The device name will hopefully tell you enough to identify the owner of the device but if you have several Android phones in the house, for example, then it may not be enough.

What to do if you find an unauthorised device

If you have not set the router to encrypt the data then make that change and try again.

If you still seem to have an interloper then that person must have hacking skills and you would need to invest time and money in a network monitoring or employ an expert to trace the interloper for you.

Do Share this post on social media – click on the post title then scroll down to the social media share buttons.

Fightback Ninja Signature

Advert Blockers

Adverts are useful in that they fund services that we wouldn’t necessarily want to pay directly for but still benefit from.

e.g. Freeview TV, commercial radio, Channel 4 TV, free newspapers etc.

A typical newspaper, partially funded by advertising, would need to increase its cover price by 100% – 200% if advertising was stopped.

But, there are huge amounts of advertising that most of us wish didn’t exist.

In print, you can ignore the ads, on TV you can go make a cup of tea during the ad breaks or record the programmes and fast forward through the ads etc.

However, in some situations adverts are intrusive and cannot be so easily ignored.

There are many websites with adverts that don’t get in the way – so that’s fine, but there increasing numbers of websites where the ads are flashing, moving, popping up in the middle of the screen and sometimes so bad we can’t see the actual content we went to the page for in the first place.

Advert Blockers can make your life easier by blocking most of these adverts.

The most popular browsers have some features for blocking intrusive ads.

e.g. Google Chrome (settings – content settings) blocks pop-ups and ads from sites classified as intrusive.

Opera has a built-in ad-blocker.

Blocking adverts also blocks many tracking cookies, which protects your privacy as well.

The Most Popular Ad Blockers

Ghostery

Ghostery has been around for years and is available for Chrome, Firefox, Opera, Edge and Internet Explorer plus Android and iOS.

Firefox Focus

You can install any one of the many ad-blocking extensions on the desktop version of Firefox, but Mozilla has created a dedicated mobile browser for Android and iOS called Focus.

This is focused on privacy which means that, by default, it works like the private browsing mode on other browsers.

AdBlock

AdBlock is free, but it does ask for a donation on installation.

It blocks all ads on the web, including on Facebook, YouTube and other social sites.

You can also allow what AdBlock calls Acceptable Ads – similar to those ‘non-intrusive’ ads in AdBlock Plus.

There are lots of Ad Blockers on the market.
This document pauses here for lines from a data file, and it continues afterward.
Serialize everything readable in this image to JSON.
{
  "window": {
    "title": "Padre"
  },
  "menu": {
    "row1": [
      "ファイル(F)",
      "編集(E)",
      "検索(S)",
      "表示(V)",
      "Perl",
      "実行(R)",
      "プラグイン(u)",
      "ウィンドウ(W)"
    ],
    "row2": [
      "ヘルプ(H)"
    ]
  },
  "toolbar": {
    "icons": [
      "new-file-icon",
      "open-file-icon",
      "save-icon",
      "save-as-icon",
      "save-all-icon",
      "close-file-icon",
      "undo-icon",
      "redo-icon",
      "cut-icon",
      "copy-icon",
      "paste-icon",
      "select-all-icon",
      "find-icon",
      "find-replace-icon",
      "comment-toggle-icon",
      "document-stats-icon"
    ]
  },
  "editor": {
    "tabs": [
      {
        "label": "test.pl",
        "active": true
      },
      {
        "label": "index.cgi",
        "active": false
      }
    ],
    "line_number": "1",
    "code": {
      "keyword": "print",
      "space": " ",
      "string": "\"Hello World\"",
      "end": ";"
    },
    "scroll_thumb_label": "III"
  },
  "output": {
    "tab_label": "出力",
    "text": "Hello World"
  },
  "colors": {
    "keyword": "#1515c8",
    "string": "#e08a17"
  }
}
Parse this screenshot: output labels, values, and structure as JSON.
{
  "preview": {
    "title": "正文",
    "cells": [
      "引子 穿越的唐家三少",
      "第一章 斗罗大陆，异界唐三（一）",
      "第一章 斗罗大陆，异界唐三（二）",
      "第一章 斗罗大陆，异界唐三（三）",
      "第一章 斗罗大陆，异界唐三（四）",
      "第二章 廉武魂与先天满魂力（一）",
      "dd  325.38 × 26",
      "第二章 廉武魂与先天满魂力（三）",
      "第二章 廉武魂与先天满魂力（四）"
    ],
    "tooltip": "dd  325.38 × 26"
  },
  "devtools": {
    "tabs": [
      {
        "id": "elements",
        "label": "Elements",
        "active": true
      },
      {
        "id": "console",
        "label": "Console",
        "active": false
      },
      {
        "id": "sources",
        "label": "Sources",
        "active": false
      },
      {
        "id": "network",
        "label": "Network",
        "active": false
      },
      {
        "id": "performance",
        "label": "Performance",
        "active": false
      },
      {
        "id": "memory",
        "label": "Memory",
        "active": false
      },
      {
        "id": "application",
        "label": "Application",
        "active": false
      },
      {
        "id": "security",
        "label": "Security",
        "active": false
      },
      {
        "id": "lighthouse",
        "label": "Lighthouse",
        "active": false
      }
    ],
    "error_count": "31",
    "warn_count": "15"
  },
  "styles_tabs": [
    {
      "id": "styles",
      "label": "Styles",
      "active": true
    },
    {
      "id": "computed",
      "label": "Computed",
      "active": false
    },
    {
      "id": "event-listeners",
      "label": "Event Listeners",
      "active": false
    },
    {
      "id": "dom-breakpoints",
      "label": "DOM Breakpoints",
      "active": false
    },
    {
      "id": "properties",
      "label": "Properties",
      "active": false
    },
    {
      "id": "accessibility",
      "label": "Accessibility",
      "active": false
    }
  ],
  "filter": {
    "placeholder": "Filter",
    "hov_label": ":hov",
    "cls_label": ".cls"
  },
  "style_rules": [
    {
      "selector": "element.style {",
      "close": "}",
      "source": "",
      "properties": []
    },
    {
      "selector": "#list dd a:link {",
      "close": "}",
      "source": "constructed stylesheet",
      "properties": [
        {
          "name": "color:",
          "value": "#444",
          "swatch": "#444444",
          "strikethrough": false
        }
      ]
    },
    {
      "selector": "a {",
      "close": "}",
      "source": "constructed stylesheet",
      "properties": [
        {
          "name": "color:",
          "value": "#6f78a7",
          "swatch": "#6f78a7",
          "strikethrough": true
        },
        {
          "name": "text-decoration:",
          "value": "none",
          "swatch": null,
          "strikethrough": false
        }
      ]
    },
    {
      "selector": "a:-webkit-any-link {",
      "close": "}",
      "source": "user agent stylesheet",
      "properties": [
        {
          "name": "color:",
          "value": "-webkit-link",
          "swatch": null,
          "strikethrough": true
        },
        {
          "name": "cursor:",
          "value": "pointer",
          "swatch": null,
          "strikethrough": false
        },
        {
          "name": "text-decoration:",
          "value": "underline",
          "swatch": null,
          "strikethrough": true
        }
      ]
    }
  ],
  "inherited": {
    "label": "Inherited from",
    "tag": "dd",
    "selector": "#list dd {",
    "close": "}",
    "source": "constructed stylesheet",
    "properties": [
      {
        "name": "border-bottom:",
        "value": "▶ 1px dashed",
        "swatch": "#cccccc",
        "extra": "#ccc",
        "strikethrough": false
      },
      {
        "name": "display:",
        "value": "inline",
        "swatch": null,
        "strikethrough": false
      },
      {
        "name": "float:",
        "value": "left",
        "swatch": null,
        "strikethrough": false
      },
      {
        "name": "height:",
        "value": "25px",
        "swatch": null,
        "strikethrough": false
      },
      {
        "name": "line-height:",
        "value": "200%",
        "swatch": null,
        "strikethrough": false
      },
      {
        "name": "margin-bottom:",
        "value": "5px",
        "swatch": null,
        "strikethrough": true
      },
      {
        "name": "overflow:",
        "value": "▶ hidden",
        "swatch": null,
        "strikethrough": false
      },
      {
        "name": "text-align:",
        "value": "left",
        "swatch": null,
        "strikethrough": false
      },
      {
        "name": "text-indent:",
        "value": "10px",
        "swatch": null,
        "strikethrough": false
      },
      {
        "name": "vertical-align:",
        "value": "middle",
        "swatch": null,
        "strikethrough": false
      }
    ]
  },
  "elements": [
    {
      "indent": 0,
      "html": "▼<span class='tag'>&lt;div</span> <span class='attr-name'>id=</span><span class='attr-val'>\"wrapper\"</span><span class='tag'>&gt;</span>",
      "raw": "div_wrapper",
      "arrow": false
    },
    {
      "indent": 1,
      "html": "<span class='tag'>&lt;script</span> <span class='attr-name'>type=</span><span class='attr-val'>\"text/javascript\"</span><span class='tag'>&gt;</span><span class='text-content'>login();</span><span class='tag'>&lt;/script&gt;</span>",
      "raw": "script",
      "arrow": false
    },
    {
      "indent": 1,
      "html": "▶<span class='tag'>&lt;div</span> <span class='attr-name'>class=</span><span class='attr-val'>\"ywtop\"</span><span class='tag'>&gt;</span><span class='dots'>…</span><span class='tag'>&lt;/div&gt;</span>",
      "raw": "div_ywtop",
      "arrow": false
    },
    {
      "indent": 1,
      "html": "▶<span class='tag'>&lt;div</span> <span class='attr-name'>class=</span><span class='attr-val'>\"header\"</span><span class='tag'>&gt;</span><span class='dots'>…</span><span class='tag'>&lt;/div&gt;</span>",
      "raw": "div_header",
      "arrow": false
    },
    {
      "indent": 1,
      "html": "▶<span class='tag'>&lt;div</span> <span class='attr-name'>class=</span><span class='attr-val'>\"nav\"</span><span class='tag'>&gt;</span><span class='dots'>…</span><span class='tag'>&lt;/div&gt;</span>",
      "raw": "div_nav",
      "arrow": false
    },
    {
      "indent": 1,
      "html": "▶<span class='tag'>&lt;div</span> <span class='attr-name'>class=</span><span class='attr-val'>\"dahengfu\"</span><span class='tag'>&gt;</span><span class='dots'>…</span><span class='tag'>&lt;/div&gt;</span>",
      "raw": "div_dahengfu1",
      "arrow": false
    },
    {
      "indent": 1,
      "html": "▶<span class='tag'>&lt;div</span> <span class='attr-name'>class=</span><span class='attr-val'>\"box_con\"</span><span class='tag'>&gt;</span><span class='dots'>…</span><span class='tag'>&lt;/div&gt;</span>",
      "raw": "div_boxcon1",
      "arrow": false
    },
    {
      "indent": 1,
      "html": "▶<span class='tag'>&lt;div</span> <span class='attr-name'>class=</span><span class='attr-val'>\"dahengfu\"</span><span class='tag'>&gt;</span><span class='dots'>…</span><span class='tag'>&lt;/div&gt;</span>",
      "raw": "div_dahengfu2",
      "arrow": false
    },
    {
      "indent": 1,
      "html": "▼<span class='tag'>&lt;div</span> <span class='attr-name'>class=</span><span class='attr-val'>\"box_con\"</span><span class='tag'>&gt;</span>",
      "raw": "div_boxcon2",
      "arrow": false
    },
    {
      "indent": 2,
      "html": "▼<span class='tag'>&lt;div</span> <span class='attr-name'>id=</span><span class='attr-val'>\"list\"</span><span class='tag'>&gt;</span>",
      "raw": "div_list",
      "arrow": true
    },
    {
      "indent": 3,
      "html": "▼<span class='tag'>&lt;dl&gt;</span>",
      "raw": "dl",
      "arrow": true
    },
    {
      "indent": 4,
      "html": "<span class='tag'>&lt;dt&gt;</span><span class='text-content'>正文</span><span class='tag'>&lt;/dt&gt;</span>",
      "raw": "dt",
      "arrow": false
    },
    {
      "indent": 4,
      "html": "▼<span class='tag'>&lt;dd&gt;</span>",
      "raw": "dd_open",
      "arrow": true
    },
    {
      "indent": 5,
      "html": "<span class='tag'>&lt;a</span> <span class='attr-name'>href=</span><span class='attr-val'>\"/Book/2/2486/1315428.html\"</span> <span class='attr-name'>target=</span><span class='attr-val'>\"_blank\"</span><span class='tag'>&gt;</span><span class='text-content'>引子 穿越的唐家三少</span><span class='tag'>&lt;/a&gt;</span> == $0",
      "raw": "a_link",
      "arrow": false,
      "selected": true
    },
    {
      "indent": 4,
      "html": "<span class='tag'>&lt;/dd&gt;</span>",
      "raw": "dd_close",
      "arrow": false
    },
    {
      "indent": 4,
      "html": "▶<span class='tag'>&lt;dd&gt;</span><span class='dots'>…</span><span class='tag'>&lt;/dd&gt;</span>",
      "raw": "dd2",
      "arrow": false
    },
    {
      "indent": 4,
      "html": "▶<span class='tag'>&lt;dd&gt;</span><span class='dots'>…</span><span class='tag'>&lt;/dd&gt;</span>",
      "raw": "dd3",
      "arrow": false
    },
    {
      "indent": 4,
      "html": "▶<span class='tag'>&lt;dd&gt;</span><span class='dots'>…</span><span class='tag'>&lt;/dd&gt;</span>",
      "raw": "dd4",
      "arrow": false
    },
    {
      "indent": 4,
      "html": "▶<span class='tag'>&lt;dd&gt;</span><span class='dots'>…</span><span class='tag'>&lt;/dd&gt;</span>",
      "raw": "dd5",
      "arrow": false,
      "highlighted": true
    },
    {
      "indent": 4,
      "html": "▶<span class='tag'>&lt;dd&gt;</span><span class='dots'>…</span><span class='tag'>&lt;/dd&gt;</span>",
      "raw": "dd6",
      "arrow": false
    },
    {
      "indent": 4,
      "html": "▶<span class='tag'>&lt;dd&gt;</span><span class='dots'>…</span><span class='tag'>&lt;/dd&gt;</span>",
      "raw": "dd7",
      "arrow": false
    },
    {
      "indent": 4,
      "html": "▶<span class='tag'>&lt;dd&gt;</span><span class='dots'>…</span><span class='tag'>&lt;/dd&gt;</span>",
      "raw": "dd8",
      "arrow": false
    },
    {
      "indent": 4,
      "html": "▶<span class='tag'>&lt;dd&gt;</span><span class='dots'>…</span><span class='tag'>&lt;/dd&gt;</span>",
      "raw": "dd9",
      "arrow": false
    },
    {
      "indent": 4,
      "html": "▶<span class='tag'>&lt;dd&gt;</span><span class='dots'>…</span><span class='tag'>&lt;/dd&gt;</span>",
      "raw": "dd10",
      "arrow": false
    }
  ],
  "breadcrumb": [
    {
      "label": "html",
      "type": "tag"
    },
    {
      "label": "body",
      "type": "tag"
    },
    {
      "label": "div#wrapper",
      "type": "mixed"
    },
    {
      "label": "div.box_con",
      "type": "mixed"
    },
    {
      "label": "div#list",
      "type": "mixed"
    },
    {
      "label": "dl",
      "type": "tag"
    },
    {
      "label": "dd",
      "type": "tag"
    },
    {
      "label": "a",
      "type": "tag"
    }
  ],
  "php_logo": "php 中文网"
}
See which one best suits your needs.

Do Share this post on social media – click on the post title then scroll down to the social media share buttons.

Fightback Ninja Signature

Paypal Two Step Verification

Logins and passwords are normal practice to let a valid user identify themselves.

But there are times where this is not a strong enough security and two-factor security adds another layer, thereby making it much more difficult for anyone else to access your account.

Two factor security means that in addition to the password, another security code of some form is needed. In the case of PayPal, that second code is a pin number sent to your mobile phone.

For anyone to access your PayPal account they would need both your password and your mobile phone.

Two factor security is available on many online services and banks e.g. Facebook. Google, Apple etc. We’re using PayPal as an example.

How to Setup 2 Factor Security in PayPal

PayPal call this Security Key.

  1. Log into your PayPal account.
  2. If your mobile phone number has already been verified by PayPal then that step is complete, otherwise you will need to key in your mobile number and verify it for PayPal. This is done through the Account page off the Profile and Settings menu
  3. To activate PayPal Security Key go to Profile – Profile and Settings – Account Settings – Security and you can start the process.

Once completed, you will always need that phone when you want to access PayPal but you will be more secure.

Do enter your email address and click on the subscribe button on top right to keep up to date with new posts.

Fightback Ninja Signature